Fancy Instant Noodles: Momofuku Vs. Trader Joe's

Comparing two artisanal-looking instant noodle brands with very different price points.

If you follow any food or restaurant accounts on Instagram or Facebook, celebrity chef David Chang has probably popped up in your ad space. He's been selling wavy knife-cut noodles via the Momofuku brand, a grocery extension of his popular restaurant group of the same name.

On the surface, the noodles are intriguing: They're air-dried, not fried, and are made in a partnership with A-Sha Foods of Taiwan. While they cook quickly, the noodles are a cut above the ramen you'd get in a conventional instant cup.

"They're flavor-packed like the dishes Momofuku is known for," the packages in muted colors promise. What's more, you don't have to order them online; your local Target probably has them. I found them on sale last week only minutes from where I live, not a plane ride away, like Chang's restaurant empire.

But Chang doesn't have a lock on wavy noodles. For the past few months, Trader Joe's has been touting its own variety, which it calls Squiggly Knife Cut Style Noodles. "These squiggly, knife-cut noodles are resplendent with ruffly edges and air-dried for 18 hours to create a delightfully chewy dining experience," the packaging declares.

You could cook either kind up, serve them to your guests, or nosh on them yourself, and if you like spicy noodles, you'd be satisfied. But they aren't completely alike. So, which are better—the expensive gourmet variety, or the house brand dupe?
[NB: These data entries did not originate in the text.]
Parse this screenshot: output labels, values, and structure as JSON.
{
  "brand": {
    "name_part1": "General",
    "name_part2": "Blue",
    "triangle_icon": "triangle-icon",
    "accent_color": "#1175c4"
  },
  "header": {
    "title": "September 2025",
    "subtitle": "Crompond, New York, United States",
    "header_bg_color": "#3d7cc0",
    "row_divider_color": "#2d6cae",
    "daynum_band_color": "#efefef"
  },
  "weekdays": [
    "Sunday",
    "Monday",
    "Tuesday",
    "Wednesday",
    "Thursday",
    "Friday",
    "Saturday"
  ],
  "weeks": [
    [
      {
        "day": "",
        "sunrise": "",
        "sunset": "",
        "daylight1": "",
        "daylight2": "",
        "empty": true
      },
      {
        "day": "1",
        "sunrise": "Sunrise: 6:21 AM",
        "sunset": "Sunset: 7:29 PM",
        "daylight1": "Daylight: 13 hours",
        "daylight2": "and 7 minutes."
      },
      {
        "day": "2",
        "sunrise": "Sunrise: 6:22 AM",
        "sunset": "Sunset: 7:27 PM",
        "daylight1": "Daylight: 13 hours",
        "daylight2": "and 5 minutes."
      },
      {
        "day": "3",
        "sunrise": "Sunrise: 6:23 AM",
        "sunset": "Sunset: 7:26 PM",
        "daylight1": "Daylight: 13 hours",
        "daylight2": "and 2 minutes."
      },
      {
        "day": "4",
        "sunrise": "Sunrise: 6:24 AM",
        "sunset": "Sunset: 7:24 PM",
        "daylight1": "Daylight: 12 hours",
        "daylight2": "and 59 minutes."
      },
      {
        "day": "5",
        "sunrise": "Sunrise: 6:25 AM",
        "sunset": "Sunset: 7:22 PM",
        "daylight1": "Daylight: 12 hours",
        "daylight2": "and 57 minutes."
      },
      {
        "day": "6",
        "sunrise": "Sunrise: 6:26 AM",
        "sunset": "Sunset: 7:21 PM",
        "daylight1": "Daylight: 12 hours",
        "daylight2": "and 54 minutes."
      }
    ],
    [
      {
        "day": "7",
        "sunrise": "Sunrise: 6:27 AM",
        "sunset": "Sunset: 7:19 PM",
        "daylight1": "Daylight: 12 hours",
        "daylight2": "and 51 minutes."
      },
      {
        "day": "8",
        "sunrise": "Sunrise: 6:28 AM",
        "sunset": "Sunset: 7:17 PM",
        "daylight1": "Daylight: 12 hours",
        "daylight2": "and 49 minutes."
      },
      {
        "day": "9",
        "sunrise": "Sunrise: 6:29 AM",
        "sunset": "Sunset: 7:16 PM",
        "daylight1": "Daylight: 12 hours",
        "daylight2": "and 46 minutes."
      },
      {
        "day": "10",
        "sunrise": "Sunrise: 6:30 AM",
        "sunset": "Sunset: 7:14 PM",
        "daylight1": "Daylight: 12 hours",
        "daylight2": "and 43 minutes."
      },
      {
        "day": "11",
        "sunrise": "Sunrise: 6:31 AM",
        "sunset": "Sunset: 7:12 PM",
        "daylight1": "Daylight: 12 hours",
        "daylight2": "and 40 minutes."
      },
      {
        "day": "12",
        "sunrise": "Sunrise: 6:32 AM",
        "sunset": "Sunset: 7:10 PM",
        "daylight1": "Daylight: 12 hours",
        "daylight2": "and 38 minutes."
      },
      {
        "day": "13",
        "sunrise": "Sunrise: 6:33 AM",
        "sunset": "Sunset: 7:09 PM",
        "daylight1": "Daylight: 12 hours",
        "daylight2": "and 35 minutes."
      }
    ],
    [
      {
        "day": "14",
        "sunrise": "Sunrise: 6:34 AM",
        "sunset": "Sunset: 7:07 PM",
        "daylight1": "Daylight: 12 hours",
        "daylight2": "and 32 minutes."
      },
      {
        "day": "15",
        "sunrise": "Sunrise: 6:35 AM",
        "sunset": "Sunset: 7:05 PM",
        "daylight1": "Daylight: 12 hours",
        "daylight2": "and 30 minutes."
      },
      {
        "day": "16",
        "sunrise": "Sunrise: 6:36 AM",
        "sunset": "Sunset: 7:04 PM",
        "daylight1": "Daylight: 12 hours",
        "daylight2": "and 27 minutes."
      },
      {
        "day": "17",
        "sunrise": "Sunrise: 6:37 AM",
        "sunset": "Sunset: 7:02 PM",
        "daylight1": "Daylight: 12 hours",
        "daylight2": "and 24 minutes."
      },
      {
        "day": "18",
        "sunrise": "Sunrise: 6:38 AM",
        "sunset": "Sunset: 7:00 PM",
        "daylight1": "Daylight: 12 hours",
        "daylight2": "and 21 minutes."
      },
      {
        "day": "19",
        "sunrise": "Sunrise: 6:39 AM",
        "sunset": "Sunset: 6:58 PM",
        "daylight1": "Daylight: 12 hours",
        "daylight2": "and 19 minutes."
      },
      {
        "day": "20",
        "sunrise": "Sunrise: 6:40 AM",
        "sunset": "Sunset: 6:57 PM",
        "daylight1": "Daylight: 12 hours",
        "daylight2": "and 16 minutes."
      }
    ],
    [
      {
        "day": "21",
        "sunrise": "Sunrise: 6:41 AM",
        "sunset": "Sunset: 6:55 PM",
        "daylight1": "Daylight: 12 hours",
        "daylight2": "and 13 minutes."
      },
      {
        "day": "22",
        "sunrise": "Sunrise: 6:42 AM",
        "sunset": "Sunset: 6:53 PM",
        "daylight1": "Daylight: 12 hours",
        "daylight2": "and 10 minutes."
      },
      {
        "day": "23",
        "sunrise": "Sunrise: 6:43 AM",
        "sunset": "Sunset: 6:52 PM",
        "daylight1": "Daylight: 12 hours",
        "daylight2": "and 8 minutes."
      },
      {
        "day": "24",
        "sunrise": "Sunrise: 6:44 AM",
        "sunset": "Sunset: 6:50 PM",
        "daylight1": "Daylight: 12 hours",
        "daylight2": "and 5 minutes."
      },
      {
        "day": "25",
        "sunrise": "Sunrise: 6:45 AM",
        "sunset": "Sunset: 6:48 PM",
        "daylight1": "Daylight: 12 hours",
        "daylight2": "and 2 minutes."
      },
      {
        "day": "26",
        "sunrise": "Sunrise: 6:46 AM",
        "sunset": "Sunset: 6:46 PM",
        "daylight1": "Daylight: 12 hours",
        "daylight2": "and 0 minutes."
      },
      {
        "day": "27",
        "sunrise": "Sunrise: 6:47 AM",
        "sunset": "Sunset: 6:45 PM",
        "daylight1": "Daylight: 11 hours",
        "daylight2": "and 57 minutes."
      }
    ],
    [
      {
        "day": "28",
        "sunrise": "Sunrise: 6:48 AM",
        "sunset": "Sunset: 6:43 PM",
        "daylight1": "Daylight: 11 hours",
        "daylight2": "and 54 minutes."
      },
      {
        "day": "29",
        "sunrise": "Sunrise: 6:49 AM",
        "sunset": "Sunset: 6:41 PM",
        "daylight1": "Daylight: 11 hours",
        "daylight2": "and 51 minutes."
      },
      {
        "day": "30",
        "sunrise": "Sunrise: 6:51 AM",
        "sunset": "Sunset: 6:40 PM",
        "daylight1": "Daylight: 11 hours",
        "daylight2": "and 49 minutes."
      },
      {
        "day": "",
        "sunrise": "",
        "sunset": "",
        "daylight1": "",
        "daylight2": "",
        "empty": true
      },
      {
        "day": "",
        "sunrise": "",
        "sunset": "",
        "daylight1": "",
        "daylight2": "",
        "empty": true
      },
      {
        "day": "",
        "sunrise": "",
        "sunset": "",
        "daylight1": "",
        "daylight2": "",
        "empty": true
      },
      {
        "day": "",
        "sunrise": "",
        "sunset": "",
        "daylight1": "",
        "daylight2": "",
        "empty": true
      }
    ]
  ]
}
Momofuku Tingly Chili Wavy Noodles

I bought this flavor because I like applying chili oil to a range of foods, especially pizza. Other flavors of Momofuku noodles include Soy and Scallion and Spicy Soy.

Price: They were on sale at Target for $10.19, normally $11.99. For that, you get five packages of noodles with sauce packets, a total weight of 16.75 ounces. That works out to $2 per serving.


Appearance: The noodles are rather uniformly cut, looking like pretty ribbons.

Cooking time: The package says four minutes. That was too chewy for me, so I added a minute in order to make them more pliable.

Sauce: The sauce had the viscosity of chili oil, maybe a tad denser. You have to mix the noodles well in order to get the sauce to adhere to them. Even so, some sauce lingered at the bottom of the bowl.

Trader Joe’s Squiggly Knife Cut Noodles With Soy and Sesame Sauce

Price: $4.99 for four packs with sauce packets, at a total weight of 13.4 ounces, or $1.25 per serving.

Appearance: The noodles are squiggly with ridges, but haphazardly cut—something I would not have noticed if I hadn't tried the more uniform Momofuku version.


Cooking time: The package says four minutes. Again, I added a minute.

Sauce: Medium thick. It sticks nicely to the noodles and was easy to mix in.

Verdict: if you are looking to save money, the Trader Joe's version will suit you just fine. I liked the quality of the Momofuku noodles, but I preferred the Trader Joe's sauce. You can enhance the flavor of each by adding a complementary topping, like one of Bachan's Japanese BBQ sauces or some salsa macha. Although the Momofuku brand positions itself as more artisanal, these instant noodles are a relatively affordable proposition in either case.